New research shows that although plant-based meat products are generally healthier than meat equivalents, they can be higher in sugar and are often lacking important nutrients found in real meat.
Lead author Maria Shahid said that despite the growing popularity of plant-based meat substitutes - often based on health reasons - there is very little evidence of the actual health impact of these products.
“Both plant-based and processed meats mostly fall into the ultra-processed category, so this raises concerns about their role in a healthy diet,” she said.
“While we found plant-based meat products were generally healthier than their processed meat equivalents, healthier alternatives would still be lean unprocessed meats and legumes, beans and falafel.”
Plant-based meats, or meat analogues, are designed to mimic meat products and act as a substitute for meat protein.

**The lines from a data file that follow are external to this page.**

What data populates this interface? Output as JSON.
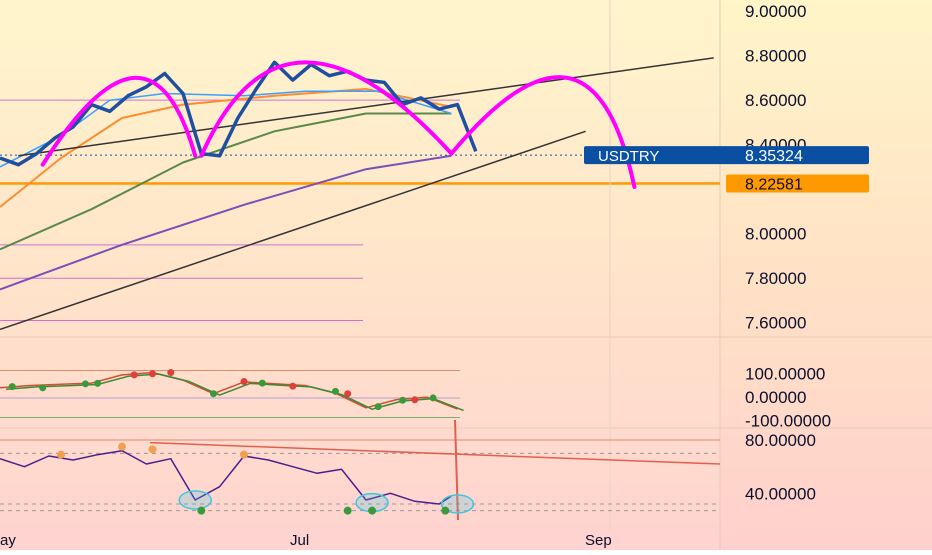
{
  "colors": {
    "price": "#1e4fa0",
    "arc": "#ff00ff",
    "trendline": "#333333",
    "ma_fast": "#3aa0ff",
    "ma_orange": "#ff8c2e",
    "ma_green": "#5a8a4a",
    "ma_purple": "#7a4fb8",
    "badge_blue": "#0b4fa3",
    "badge_orange": "#ff9900",
    "label_text": "#0a0f2e",
    "rsi_line": "#4a1e8c",
    "circle": "#43c5e0",
    "dot_red": "#e0403a",
    "dot_green": "#3a9a3a",
    "dot_orange": "#f0a050"
  },
  "main_axis": {
    "labels": [
      "9.00000",
      "8.80000",
      "8.60000",
      "8.40000",
      "8.00000",
      "7.80000",
      "7.60000"
    ]
  },
  "badges": {
    "symbol": {
      "name": "USDTRY",
      "value": "8.35324"
    },
    "level": {
      "value": "8.22581"
    }
  },
  "osc_axis": {
    "labels": [
      "100.00000",
      "0.00000",
      "-100.00000"
    ]
  },
  "rsi_axis": {
    "labels": [
      "80.00000",
      "40.00000"
    ]
  },
  "time_axis": {
    "labels": [
      "ay",
      "Jul",
      "Sep"
    ]
  },
  "chart_data": [
    {
      "type": "line",
      "name": "price",
      "ylim": [
        7.5,
        9.05
      ],
      "x": [
        0,
        3,
        6,
        9,
        12,
        15,
        18,
        21,
        24,
        27,
        30,
        33,
        36,
        39,
        42,
        45,
        48,
        51,
        54,
        57,
        60,
        63,
        66,
        69,
        72,
        75,
        78
      ],
      "values": [
        8.34,
        8.31,
        8.36,
        8.43,
        8.48,
        8.58,
        8.55,
        8.62,
        8.66,
        8.72,
        8.63,
        8.36,
        8.35,
        8.52,
        8.65,
        8.77,
        8.69,
        8.76,
        8.71,
        8.73,
        8.69,
        8.68,
        8.58,
        8.61,
        8.56,
        8.58,
        8.37
      ],
      "overlays": {
        "ma_fast": [
          [
            0,
            8.3
          ],
          [
            10,
            8.44
          ],
          [
            18,
            8.6
          ],
          [
            27,
            8.63
          ],
          [
            40,
            8.62
          ],
          [
            50,
            8.64
          ],
          [
            62,
            8.64
          ],
          [
            74,
            8.54
          ]
        ],
        "ma_orange": [
          [
            0,
            8.12
          ],
          [
            10,
            8.34
          ],
          [
            20,
            8.52
          ],
          [
            30,
            8.58
          ],
          [
            45,
            8.62
          ],
          [
            60,
            8.65
          ],
          [
            74,
            8.57
          ]
        ],
        "ma_green": [
          [
            0,
            7.93
          ],
          [
            15,
            8.11
          ],
          [
            30,
            8.32
          ],
          [
            45,
            8.46
          ],
          [
            60,
            8.54
          ],
          [
            74,
            8.54
          ]
        ],
        "ma_purple": [
          [
            0,
            7.75
          ],
          [
            20,
            7.95
          ],
          [
            40,
            8.13
          ],
          [
            60,
            8.29
          ],
          [
            74,
            8.35
          ]
        ],
        "trend_lower": [
          [
            0,
            7.57
          ],
          [
            96,
            8.46
          ]
        ],
        "trend_upper": [
          [
            3,
            8.35
          ],
          [
            117,
            8.79
          ]
        ],
        "projection_arcs": [
          [
            [
              7,
              8.31
            ],
            [
              22,
              8.7
            ],
            [
              32,
              8.35
            ]
          ],
          [
            [
              33,
              8.35
            ],
            [
              50,
              8.77
            ],
            [
              74,
              8.36
            ]
          ],
          [
            [
              74,
              8.36
            ],
            [
              93,
              8.7
            ],
            [
              104,
              8.21
            ]
          ]
        ]
      }
    },
    {
      "type": "line",
      "name": "oscillator",
      "ylim": [
        -110,
        110
      ],
      "x": [
        0,
        5,
        10,
        15,
        20,
        25,
        30,
        35,
        40,
        45,
        50,
        55,
        60,
        65,
        70,
        75
      ],
      "values": [
        5,
        15,
        20,
        25,
        60,
        70,
        38,
        -20,
        30,
        22,
        15,
        -18,
        -80,
        -45,
        -35,
        -85
      ],
      "markers": [
        [
          2,
          10,
          "green"
        ],
        [
          7,
          5,
          "green"
        ],
        [
          14,
          22,
          "green"
        ],
        [
          16,
          24,
          "green"
        ],
        [
          22,
          60,
          "red"
        ],
        [
          25,
          65,
          "red"
        ],
        [
          28,
          70,
          "red"
        ],
        [
          35,
          -20,
          "green"
        ],
        [
          40,
          32,
          "red"
        ],
        [
          43,
          25,
          "green"
        ],
        [
          48,
          12,
          "red"
        ],
        [
          55,
          -10,
          "green"
        ],
        [
          57,
          -20,
          "red"
        ],
        [
          62,
          -75,
          "green"
        ],
        [
          66,
          -48,
          "green"
        ],
        [
          68,
          -46,
          "red"
        ],
        [
          71,
          -38,
          "green"
        ]
      ]
    },
    {
      "type": "line",
      "name": "rsi",
      "ylim": [
        20,
        95
      ],
      "x": [
        0,
        4,
        8,
        12,
        16,
        20,
        24,
        28,
        32,
        36,
        40,
        44,
        48,
        52,
        56,
        60,
        64,
        68,
        72,
        74
      ],
      "values": [
        66,
        60,
        68,
        65,
        69,
        72,
        62,
        66,
        35,
        45,
        68,
        65,
        60,
        55,
        58,
        35,
        40,
        34,
        32,
        38
      ]
    }
  ]
}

They are commonly made from plant-based vegetable protein (soy protein, wheat protein, pea and rice protein, or a combination) or fermentation-based fungus protein (mycoprotein).

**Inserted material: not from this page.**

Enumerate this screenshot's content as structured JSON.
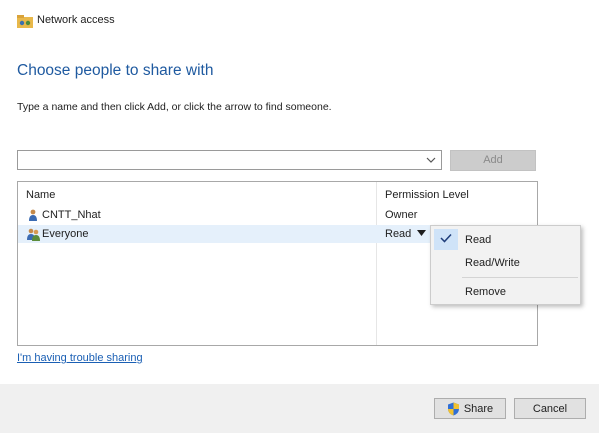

With consumer demand driving the proliferation of new products emulating the structure, texture, taste and appearance of traditional meat products, sales in Australia alone are estimated to rise to almost A$3 billion by 2030.
George Institute researchers used the Institute’s FoodSwitch database to assess and compare the nutrient content and nutritional quality of plant-based meat analogues and their equivalent meat products available in Australian supermarkets. The types of meat products and plant-based meat analogue equivalents studied were burgers, meatballs, mince, sausages, bacon, coated poultry, plain poultry, and meat with pastry.
They found that using the Australian Government’s Health Star Rating system, overall, plant-based meat analogues were found to have a healthier nutritional profile compared with equivalent meat products and their energy content was marginally lower.
While the protein content was similar in both categories, plant-based meat analogues on average had significantly less saturated fat and sodium, as well as more fibre than meat products.
But of the 132 plant-based meat analogues analysed, only 12 percent were fortified with key micronutrients essential for health that are found in meat - iron, vitamin B12 and zinc.
George Institute dietitian Dr Daisy Coyle said that in Australia, processed meats have been classified as discretionary foods in the national dietary guidelines and have been linked to various types of cancer, so consumers are advised to limit these meats as part of a healthy diet.
“But it isn’t as simple as a straight swap – solely relying on meat alternatives as a direct replacement for meat could lead to iron, zinc and B12 deficiencies over time if you are not boosting your intake of these essential nutrients from other sources or taking supplements,” she said.
“To guard against this, make sure you are consuming other animal proteins such as eggs, cheese, milk, yoghurt and/or rich plant-based sources of iron including dark leafy vegetables such as spinach and broccoli, as well as tofu, nuts and seeds, and beans and legumes.”
“Until we know more about the health impacts of plant-based meat analogues and have recommendations on how to include them as part of a healthy balanced diet, its best to eat them in moderation along with other plant-based proteins such as bean patties, falafel and tofu, or if you are not vegetarian or vegan, unprocessed lean meats and seafood,” Daisy added.